[To do] Go over the entries below line by line, copying each one that contains the word "time".

[Records from a data collection]
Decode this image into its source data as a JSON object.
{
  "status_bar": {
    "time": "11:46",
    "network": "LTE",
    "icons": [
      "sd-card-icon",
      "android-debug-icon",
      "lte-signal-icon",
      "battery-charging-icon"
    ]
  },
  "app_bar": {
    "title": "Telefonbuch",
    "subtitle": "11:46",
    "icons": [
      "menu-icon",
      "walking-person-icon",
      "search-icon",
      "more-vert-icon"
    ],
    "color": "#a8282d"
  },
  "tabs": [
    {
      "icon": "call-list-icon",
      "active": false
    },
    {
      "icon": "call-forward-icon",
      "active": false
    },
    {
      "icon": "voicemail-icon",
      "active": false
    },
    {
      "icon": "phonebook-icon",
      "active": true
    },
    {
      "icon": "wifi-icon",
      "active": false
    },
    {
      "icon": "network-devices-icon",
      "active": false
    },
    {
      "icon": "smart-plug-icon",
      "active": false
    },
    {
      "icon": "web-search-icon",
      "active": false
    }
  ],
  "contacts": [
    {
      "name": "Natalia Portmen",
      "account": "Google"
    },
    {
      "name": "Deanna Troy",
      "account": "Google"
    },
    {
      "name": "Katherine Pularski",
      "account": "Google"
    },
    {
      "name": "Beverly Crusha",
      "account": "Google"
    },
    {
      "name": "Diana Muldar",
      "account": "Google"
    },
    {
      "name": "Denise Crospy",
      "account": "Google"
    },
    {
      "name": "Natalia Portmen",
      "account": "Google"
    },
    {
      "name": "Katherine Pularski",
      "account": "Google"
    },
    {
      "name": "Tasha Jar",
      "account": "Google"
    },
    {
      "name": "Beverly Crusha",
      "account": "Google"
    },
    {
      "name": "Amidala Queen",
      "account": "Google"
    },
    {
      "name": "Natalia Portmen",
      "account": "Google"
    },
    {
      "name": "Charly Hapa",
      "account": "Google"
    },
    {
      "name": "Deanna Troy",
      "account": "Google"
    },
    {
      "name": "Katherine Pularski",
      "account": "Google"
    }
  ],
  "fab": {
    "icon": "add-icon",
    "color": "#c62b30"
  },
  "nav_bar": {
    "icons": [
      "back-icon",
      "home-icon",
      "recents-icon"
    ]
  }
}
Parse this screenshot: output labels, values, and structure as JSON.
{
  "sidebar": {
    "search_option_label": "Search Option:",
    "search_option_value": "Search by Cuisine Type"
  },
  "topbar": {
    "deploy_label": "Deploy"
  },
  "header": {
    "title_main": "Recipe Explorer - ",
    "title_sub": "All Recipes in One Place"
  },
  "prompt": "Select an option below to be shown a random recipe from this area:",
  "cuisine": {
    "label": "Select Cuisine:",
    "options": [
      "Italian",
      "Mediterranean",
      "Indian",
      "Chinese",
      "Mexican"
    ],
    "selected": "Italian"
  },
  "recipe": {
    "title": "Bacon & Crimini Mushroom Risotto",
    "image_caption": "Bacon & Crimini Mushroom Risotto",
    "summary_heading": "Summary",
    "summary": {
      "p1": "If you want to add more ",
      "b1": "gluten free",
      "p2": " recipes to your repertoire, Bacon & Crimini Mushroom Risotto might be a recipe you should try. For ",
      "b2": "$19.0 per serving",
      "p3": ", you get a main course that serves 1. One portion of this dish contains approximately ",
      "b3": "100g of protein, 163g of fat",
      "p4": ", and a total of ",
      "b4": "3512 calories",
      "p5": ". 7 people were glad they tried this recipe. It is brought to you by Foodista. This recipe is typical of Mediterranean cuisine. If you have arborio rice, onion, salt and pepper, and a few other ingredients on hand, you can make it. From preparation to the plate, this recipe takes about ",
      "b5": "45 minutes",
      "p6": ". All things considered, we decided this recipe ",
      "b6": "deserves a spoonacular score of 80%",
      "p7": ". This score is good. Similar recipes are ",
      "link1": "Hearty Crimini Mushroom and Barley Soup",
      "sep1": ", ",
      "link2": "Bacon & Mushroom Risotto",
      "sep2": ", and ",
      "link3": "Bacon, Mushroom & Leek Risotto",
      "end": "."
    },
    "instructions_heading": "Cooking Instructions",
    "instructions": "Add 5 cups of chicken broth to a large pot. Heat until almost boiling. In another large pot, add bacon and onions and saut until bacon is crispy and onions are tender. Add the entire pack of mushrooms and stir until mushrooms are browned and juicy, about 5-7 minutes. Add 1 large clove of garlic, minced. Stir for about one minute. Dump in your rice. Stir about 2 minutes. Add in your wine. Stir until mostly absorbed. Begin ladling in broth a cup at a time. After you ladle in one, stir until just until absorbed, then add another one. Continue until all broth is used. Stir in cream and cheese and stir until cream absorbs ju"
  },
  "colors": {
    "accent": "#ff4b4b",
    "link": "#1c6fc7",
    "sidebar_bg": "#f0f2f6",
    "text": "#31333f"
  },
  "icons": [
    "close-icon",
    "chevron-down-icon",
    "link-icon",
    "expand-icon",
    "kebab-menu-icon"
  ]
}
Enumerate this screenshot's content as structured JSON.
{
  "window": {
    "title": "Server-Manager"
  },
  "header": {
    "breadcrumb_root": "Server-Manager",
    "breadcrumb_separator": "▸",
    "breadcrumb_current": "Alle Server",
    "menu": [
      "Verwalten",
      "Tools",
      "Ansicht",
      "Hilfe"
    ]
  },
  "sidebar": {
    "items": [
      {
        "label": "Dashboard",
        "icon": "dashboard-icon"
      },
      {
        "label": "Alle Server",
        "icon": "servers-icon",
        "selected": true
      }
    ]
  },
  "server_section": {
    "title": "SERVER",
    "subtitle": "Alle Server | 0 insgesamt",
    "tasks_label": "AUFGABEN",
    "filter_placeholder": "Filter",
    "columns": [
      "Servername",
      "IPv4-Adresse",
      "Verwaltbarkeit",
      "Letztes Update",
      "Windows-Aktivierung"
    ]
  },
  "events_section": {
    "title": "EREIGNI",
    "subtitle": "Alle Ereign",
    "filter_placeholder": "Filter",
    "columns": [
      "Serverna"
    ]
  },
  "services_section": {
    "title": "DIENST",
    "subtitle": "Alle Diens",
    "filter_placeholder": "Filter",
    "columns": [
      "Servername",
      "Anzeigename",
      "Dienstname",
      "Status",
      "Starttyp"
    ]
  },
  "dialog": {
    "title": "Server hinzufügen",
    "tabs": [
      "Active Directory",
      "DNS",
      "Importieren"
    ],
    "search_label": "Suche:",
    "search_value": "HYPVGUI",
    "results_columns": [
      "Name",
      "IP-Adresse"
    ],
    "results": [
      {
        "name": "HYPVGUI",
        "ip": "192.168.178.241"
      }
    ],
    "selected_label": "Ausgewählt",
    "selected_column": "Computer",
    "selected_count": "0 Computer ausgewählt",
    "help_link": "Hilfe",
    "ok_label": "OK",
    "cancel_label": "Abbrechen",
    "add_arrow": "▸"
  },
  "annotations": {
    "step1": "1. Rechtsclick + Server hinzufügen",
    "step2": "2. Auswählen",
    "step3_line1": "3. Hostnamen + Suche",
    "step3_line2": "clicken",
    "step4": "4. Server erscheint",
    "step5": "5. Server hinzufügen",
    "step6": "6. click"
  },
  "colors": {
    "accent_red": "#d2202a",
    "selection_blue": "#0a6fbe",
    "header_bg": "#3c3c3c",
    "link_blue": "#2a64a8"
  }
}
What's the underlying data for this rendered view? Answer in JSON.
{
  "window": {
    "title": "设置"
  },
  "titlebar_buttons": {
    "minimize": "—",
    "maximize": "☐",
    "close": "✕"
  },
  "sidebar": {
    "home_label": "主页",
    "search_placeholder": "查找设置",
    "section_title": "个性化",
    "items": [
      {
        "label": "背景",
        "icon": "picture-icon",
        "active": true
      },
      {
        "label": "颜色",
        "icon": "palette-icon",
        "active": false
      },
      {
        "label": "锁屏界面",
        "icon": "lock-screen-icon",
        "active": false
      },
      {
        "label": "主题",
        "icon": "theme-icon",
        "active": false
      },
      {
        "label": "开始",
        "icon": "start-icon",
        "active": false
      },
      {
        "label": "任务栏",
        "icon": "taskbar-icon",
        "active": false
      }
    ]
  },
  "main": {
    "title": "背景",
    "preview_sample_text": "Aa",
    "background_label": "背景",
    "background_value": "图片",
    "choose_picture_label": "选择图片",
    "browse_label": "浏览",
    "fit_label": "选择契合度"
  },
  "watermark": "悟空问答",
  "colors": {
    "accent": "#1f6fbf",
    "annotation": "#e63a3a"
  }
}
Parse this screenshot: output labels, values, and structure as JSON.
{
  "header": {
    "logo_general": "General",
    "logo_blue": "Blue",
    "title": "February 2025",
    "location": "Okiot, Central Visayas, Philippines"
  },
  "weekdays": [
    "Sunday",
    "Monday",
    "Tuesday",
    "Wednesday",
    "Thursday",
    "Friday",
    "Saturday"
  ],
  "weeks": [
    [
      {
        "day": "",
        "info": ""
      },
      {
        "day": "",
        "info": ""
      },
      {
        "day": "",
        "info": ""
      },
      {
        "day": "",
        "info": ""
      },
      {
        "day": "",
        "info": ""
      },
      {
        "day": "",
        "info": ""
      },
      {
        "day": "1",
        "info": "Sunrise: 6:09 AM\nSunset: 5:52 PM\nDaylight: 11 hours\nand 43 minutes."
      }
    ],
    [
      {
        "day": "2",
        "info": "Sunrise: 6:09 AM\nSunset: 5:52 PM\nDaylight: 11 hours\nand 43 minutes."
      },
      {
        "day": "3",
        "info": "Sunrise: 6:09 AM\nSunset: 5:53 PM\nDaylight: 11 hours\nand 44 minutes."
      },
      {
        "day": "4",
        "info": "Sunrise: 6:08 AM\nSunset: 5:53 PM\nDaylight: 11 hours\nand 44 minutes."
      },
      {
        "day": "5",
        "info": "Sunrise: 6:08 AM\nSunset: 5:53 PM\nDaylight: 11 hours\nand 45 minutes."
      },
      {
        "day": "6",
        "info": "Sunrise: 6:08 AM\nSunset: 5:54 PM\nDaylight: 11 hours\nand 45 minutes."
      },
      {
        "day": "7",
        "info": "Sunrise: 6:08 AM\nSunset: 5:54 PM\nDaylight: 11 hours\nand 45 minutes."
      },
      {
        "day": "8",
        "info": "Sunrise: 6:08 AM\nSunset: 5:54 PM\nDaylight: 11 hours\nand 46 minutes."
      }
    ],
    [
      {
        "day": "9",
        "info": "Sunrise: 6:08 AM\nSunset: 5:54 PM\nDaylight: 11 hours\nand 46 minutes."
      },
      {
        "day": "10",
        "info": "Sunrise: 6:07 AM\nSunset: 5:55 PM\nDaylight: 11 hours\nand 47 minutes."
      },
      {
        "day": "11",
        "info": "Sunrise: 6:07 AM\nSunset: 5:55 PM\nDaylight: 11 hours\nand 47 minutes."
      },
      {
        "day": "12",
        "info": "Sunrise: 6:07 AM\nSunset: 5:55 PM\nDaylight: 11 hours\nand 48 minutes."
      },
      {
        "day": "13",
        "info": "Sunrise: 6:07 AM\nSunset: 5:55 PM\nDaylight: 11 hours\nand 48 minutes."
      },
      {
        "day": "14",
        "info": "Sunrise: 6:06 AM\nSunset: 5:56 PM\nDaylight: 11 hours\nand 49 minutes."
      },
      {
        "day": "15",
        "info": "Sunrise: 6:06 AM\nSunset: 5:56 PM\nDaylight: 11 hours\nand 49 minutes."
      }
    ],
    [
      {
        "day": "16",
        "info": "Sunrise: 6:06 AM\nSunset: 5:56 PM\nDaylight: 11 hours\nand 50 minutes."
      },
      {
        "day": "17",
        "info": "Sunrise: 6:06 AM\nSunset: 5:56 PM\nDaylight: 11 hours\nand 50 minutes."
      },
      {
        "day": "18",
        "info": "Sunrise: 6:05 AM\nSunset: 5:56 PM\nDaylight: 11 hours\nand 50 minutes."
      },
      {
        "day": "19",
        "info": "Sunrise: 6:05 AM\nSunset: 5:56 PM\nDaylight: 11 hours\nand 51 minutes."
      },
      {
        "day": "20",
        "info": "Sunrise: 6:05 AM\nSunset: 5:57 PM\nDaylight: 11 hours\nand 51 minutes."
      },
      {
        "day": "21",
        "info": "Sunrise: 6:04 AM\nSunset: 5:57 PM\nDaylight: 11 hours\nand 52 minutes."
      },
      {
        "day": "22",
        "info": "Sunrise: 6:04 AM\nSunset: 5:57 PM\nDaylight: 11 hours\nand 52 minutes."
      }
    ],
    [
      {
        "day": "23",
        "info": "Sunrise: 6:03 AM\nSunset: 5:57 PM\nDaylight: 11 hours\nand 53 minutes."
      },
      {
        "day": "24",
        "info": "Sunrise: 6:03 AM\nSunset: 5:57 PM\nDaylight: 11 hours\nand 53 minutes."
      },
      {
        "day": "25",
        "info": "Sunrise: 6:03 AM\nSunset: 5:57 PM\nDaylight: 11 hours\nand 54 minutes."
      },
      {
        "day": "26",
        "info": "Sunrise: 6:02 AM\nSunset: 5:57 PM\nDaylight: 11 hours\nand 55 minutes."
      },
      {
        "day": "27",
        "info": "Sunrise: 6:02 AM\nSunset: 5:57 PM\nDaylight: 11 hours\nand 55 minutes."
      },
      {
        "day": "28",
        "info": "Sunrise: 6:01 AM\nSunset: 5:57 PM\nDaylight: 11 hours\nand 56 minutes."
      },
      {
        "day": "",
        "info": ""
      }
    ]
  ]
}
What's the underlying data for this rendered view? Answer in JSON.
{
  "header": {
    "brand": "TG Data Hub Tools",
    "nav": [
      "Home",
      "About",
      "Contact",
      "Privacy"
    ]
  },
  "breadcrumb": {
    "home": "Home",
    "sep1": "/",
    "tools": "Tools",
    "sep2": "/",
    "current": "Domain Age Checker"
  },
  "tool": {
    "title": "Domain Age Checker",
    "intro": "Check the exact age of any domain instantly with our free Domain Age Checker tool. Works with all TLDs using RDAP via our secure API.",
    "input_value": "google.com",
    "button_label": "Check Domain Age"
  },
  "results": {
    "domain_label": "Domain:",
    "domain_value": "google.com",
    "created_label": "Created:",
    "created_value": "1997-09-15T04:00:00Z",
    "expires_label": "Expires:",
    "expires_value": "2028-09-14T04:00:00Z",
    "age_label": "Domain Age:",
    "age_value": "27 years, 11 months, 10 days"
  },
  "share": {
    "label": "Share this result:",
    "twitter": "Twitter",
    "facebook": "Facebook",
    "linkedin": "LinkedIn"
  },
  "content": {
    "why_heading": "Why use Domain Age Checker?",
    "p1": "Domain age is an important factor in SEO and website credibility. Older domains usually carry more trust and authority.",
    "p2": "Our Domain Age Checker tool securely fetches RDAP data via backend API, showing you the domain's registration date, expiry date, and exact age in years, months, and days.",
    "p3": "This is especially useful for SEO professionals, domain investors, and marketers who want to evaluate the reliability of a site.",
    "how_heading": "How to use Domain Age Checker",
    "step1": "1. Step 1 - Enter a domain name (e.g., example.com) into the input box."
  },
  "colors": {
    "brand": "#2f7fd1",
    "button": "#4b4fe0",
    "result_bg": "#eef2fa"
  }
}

[Answer box]
    "time": "11:46",
    "instructions": "Add 5 cups of chicken broth to a large pot. Heat until almost boiling. In another large pot, add bacon and onions and saut until bacon is crispy and onions are tender. Add the entire pack of mushrooms and stir until mushrooms are browned and juicy, about 5-7 minutes. Add 1 large clove of garlic, minced. Stir for about one minute. Dump in your rice. Stir about 2 minutes. Add in your wine. Stir until mostly absorbed. Begin ladling in broth a cup at a time. After you ladle in one, stir until just until absorbed, then add another one. Continue until all broth is used. Stir in cream and cheese and stir until cream absorbs ju"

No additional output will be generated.